* EXERCISE DESCRIPTION *
Go through the data below line by line and report how many lines contain "with", giving only that figure.

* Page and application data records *
*** Block opens ***

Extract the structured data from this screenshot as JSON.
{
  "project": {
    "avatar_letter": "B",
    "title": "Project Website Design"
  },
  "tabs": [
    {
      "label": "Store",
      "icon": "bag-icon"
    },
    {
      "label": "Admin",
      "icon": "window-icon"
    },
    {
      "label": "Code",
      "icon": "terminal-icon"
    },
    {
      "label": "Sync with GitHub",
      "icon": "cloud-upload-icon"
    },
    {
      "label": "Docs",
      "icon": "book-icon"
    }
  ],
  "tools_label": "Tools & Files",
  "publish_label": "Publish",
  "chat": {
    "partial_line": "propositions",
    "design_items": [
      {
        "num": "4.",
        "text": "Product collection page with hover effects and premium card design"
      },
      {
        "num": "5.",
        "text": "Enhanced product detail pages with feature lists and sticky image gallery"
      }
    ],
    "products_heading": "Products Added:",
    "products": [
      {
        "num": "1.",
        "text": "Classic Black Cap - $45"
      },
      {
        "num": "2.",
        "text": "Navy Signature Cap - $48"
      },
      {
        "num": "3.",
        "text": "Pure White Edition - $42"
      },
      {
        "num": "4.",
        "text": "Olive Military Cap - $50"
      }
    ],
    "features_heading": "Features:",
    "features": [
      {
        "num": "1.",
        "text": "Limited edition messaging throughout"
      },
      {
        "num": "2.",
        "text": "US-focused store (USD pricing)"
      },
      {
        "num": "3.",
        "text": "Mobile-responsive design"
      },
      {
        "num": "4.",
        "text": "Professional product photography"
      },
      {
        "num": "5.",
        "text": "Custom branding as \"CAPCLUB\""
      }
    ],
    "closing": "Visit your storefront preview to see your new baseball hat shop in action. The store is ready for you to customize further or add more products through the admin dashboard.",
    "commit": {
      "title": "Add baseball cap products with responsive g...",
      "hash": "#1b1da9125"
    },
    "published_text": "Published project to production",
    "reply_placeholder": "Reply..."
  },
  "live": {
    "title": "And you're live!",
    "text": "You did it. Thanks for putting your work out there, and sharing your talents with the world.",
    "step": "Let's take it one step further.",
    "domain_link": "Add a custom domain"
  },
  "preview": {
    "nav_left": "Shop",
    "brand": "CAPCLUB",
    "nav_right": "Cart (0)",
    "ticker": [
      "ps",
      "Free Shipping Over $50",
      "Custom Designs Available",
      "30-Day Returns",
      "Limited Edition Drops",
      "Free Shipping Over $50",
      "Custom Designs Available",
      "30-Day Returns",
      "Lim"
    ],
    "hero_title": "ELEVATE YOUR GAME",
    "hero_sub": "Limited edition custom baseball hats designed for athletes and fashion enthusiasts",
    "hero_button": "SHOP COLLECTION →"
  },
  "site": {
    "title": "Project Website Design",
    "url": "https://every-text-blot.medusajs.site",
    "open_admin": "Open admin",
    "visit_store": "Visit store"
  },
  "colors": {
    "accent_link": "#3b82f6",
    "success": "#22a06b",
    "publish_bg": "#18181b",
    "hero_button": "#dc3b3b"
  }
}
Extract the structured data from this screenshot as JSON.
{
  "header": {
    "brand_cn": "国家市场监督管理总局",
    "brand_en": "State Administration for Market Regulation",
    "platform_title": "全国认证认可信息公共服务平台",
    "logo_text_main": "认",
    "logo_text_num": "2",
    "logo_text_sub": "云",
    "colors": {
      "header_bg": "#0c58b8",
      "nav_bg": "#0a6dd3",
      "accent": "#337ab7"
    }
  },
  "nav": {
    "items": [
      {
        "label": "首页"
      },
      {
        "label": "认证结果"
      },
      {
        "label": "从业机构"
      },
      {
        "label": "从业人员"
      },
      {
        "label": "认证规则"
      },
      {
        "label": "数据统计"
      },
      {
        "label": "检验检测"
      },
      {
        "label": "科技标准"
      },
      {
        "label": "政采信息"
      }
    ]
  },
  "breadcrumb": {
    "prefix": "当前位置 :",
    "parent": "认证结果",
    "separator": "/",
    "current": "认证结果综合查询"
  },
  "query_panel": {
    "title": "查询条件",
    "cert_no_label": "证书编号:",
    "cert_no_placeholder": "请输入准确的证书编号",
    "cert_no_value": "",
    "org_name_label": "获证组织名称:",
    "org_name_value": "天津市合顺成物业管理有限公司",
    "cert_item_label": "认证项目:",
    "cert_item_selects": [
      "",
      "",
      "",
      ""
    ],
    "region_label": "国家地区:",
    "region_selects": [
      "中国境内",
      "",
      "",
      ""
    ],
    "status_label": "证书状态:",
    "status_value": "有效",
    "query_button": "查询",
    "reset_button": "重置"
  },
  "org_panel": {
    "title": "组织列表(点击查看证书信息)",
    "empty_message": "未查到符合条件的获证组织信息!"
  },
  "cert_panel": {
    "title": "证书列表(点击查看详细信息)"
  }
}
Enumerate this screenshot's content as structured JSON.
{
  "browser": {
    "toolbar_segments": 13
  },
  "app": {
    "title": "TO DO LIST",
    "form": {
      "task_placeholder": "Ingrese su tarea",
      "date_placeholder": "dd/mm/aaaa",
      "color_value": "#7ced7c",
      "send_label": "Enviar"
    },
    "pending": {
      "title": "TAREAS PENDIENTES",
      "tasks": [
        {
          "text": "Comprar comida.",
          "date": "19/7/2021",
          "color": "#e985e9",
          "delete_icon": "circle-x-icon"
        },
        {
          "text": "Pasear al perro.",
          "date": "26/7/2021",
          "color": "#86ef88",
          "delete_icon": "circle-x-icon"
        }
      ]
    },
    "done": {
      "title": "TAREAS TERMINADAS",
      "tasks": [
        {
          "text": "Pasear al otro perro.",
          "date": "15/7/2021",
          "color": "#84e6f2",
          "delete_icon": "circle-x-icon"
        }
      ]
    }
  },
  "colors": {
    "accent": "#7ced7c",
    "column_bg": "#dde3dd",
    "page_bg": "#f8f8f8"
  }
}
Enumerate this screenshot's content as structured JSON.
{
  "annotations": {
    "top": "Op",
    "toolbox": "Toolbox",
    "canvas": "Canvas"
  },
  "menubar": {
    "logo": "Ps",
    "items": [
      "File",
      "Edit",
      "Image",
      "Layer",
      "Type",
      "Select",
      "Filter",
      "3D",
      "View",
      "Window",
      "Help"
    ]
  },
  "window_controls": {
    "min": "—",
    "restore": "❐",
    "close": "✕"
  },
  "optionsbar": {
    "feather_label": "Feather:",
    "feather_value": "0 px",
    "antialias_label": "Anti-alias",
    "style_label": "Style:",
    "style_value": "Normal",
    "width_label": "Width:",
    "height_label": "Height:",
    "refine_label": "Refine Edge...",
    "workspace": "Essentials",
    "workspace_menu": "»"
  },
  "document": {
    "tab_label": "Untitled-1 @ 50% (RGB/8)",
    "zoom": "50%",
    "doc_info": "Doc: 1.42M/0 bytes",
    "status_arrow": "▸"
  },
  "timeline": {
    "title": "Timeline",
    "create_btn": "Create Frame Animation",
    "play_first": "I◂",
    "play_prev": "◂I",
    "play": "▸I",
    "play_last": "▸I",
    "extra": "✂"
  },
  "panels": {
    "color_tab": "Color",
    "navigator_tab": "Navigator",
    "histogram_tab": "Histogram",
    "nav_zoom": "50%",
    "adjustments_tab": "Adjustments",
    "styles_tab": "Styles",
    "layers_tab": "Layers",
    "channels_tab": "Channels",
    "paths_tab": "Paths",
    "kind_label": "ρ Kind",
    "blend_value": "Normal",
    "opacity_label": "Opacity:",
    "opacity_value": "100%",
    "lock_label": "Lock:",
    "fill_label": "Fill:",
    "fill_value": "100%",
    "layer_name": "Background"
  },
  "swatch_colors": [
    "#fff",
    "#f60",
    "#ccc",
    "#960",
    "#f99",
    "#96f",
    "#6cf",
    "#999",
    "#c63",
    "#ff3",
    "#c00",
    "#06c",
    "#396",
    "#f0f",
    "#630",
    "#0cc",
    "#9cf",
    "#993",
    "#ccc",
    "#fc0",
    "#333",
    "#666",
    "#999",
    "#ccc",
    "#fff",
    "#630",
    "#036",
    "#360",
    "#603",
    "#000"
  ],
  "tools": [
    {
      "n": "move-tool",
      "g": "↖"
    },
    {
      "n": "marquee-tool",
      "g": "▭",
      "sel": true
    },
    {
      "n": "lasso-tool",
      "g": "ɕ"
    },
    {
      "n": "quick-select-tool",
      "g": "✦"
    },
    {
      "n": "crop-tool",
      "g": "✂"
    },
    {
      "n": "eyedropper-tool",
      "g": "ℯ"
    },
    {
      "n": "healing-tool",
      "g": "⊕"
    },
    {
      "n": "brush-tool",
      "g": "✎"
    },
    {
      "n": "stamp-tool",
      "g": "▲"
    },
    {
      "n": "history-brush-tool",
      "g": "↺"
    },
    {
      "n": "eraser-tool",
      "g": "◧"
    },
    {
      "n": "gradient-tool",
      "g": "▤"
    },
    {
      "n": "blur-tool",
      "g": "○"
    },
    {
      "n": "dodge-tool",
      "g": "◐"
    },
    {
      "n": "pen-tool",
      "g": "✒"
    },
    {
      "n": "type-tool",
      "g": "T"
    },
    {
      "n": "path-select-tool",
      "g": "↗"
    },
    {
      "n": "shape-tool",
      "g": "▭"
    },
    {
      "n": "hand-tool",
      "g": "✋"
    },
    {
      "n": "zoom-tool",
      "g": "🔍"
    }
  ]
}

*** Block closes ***

* RESULT OF THE EXERCISE *
5